Caution is advised when comparing Member States and when comparing the first and second RBMPs, as the results are affected by the methods Member States have used to collect data and often cannot be compared directly.

The more than 150 dashboards are now available online and can be found via the links below:

The Water Framework Directive ‘water environment’ includes rivers, lakes, transitional waters, groundwater and coastal waters out to 1 nautical mile (12 nautical miles for chemical status, i.e. for territorial waters). These waters are divided into units called water bodies. Member States have in the river basin districts delineated water bodies and reported different data to characterize water bodies such as length or area, category (groundwater, rivers, lakes, transitional, coastal waters), national type and information if a surface water body is designated as heavily modified or artificial.

Ecological status is an assessment of the quality of the structure and functioning of surface water ecosystems. It shows the influence of pressures (e.g. pollution and habitat degradation) on the identified quality elements. Ecological status is determined for each of the surface water bodies of rivers, lakes, transitional waters and coastal waters, based on biological quality elements and supported by physico-chemical and hydromorphological quality elements.

The overall ecological status classification for a water body is determined, according to the ‘one out, all out’ principle, by the element with the worst status out of all the biological and supporting quality elements.

For surface waters, good chemical status means that no concentrations of priority substances exceed the relevant EQS established in the Environmental Quality Standards Directive 2008/105/EC (as amended by the Priority Substances Directive 2013/39/EU). EQS aim to protect the most sensitive species from direct toxicity, including predators and humans via secondary poisoning. A smaller group of priority hazardous substances were identified in the Priority Substances Directive as uPBT (ubiquitous (present, appearing or found everywhere), persistent, bioaccumulative and toxic). The uPBTs are mercury, brominated diphenyl ethers (pBDE), tributyltin and certain polyaromatic hydrocarbons (PAHs).

The WFD requires Member States to designate separate groundwater bodies and ensure that each one achieves 'good chemical and quantitative status'. To meet the aim of good chemical status, hazardous substances should be prevented from entering groundwater, and the entry of all other pollutants (e.g. nitrates) should be limited. Good quantitative status can be achieved by ensuring that the available groundwater resource is not reduced by the long-term annual average rate of abstraction. In addition, impacts on surface water linked with groundwater or groundwater-dependent terrestrial ecosystems should be avoided, as should saline intrusions.
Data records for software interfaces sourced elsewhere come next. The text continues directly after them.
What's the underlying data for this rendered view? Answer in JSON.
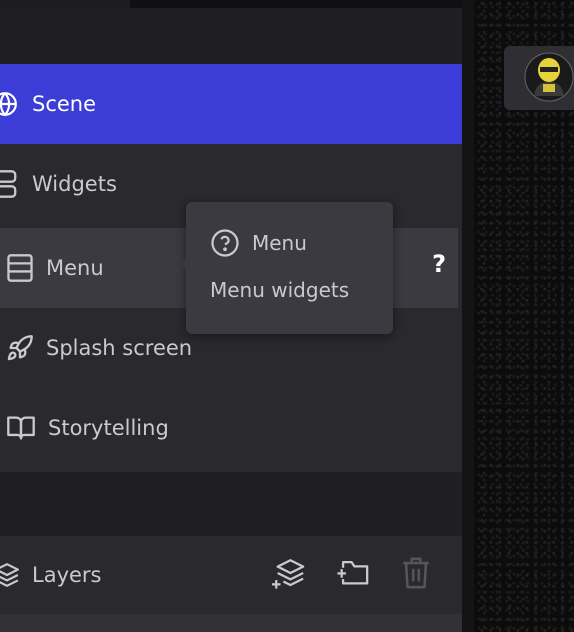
{
  "sidebar": {
    "items": [
      {
        "label": "Scene",
        "icon": "globe-icon"
      },
      {
        "label": "Widgets",
        "icon": "widgets-icon"
      },
      {
        "label": "Menu",
        "icon": "menu-list-icon"
      },
      {
        "label": "Splash screen",
        "icon": "rocket-icon"
      },
      {
        "label": "Storytelling",
        "icon": "book-icon"
      }
    ],
    "active_index": 0,
    "hovered_help": "?"
  },
  "tooltip": {
    "title": "Menu",
    "subtitle": "Menu widgets",
    "icon": "question-circle-icon"
  },
  "layers": {
    "label": "Layers",
    "actions": [
      "add-layer-icon",
      "add-folder-icon",
      "trash-icon"
    ]
  },
  "colors": {
    "accent": "#3c3cd6",
    "panel": "#2a2a2e",
    "text": "#c9c9cf"
  }
}
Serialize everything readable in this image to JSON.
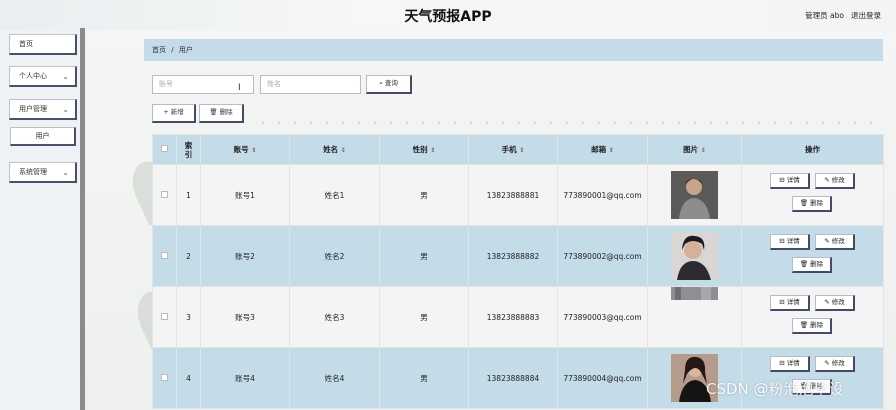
{
  "app": {
    "title": "天气预报APP"
  },
  "header": {
    "user_label": "管理员 abo",
    "logout_label": "退出登录"
  },
  "sidebar": {
    "items": [
      {
        "label": "首页"
      },
      {
        "label": "个人中心",
        "chevron": "chevron-down-icon"
      },
      {
        "label": "用户管理",
        "chevron": "chevron-down-icon"
      },
      {
        "label": "系统管理",
        "chevron": "chevron-down-icon"
      }
    ],
    "sub_items": [
      {
        "label": "用户"
      }
    ]
  },
  "breadcrumb": {
    "home": "首页",
    "sep": "/",
    "current": "用户"
  },
  "search": {
    "account_placeholder": "账号",
    "name_placeholder": "姓名",
    "query_label": "查询",
    "query_icon": "search-icon"
  },
  "toolbar": {
    "add_label": "新增",
    "add_icon": "plus-icon",
    "delete_label": "删除",
    "delete_icon": "trash-icon"
  },
  "table": {
    "columns": [
      "",
      "索引",
      "账号",
      "姓名",
      "性别",
      "手机",
      "邮箱",
      "图片",
      "操作"
    ],
    "rows": [
      {
        "index": "1",
        "account": "账号1",
        "name": "姓名1",
        "gender": "男",
        "phone": "13823888881",
        "email": "773890001@qq.com"
      },
      {
        "index": "2",
        "account": "账号2",
        "name": "姓名2",
        "gender": "男",
        "phone": "13823888882",
        "email": "773890002@qq.com"
      },
      {
        "index": "3",
        "account": "账号3",
        "name": "姓名3",
        "gender": "男",
        "phone": "13823888883",
        "email": "773890003@qq.com"
      },
      {
        "index": "4",
        "account": "账号4",
        "name": "姓名4",
        "gender": "男",
        "phone": "13823888884",
        "email": "773890004@qq.com"
      }
    ],
    "actions": {
      "detail": "详情",
      "edit": "修改",
      "delete": "删除"
    }
  },
  "watermark": "CSDN @粉泡泡毕设"
}
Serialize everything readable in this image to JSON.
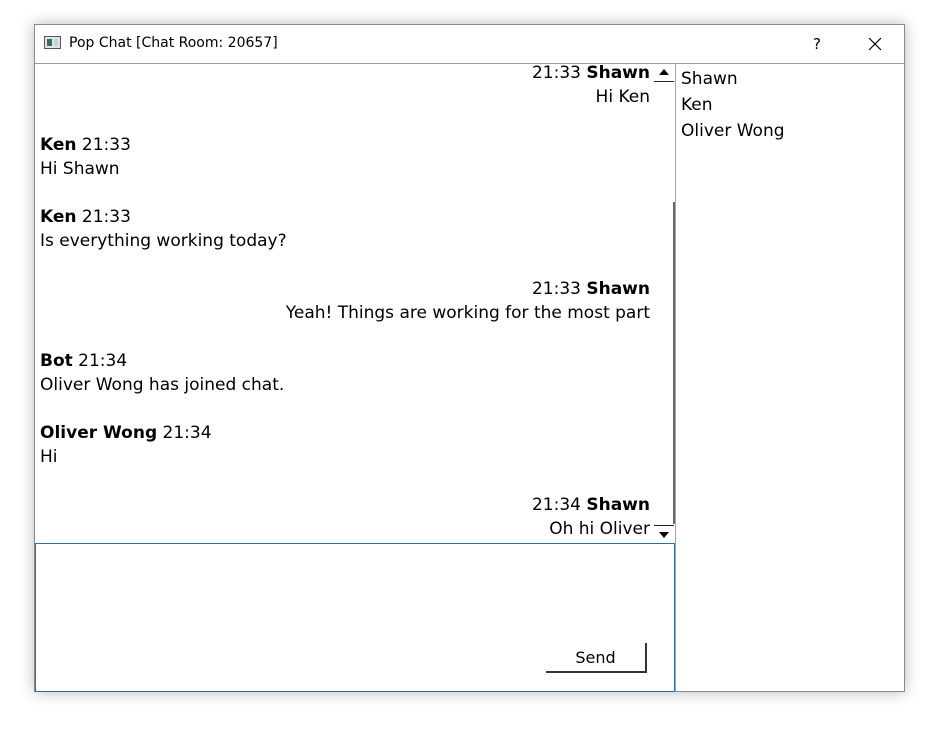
{
  "window": {
    "title": "Pop Chat [Chat Room: 20657]",
    "help_label": "?"
  },
  "messages": [
    {
      "sender": "Shawn",
      "time": "21:33",
      "text": "Hi Ken",
      "align": "right"
    },
    {
      "sender": "Ken",
      "time": "21:33",
      "text": "Hi Shawn",
      "align": "left"
    },
    {
      "sender": "Ken",
      "time": "21:33",
      "text": "Is everything working today?",
      "align": "left"
    },
    {
      "sender": "Shawn",
      "time": "21:33",
      "text": "Yeah! Things are working for the most part",
      "align": "right"
    },
    {
      "sender": "Bot",
      "time": "21:34",
      "text": "Oliver Wong has joined chat.",
      "align": "left"
    },
    {
      "sender": "Oliver Wong",
      "time": "21:34",
      "text": "Hi",
      "align": "left"
    },
    {
      "sender": "Shawn",
      "time": "21:34",
      "text": "Oh hi Oliver",
      "align": "right"
    }
  ],
  "users": [
    "Shawn",
    "Ken",
    "Oliver Wong"
  ],
  "compose": {
    "value": "",
    "send_label": "Send"
  }
}
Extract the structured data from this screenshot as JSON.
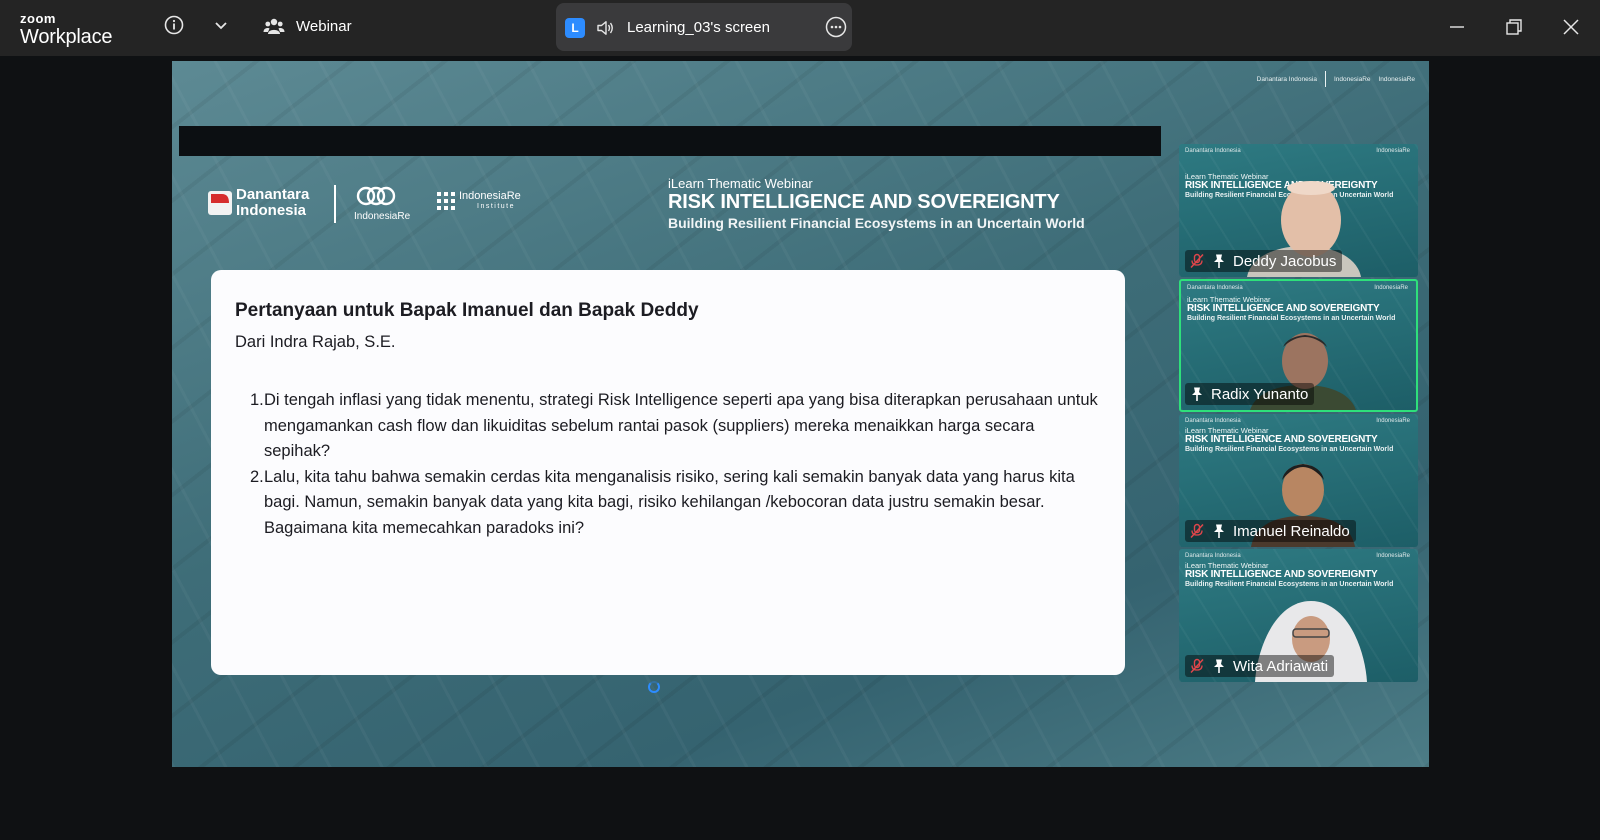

The WFD requires the identification of significant pressures from point sources of pollution, diffuse sources of pollution, modifications of flow regimes through abstractions or regulation and morphological alterations, as well as any other pressures. ‘Significant’ means that the pressure contributes to an impact that may result in failing to meet the WFD objectives of not having at least good status. In some cases, the pressure from several drivers, e.g. water abstraction from agriculture and households, may in combination be significant.

Ecological status is determined for rivers, lakes, and transitional and coastal waters based on biological quality elements (phytoplankton, macrophytes, phytobenthos, benthic invertebrate fauna and fish) and supporting physico-chemical (nutrients, oxygen condition, temperature, transparency, salinity and river basin specific pollutants (RBSPs) and hydromorphological quality elements. The WFD specifies which elements are to be assessed for each water category and requires that biological and supporting quality elements achieve at least good status. The dashboards provide overview of the different results related to ecological status of quality elements.


Geographic coverage

Temporal coverage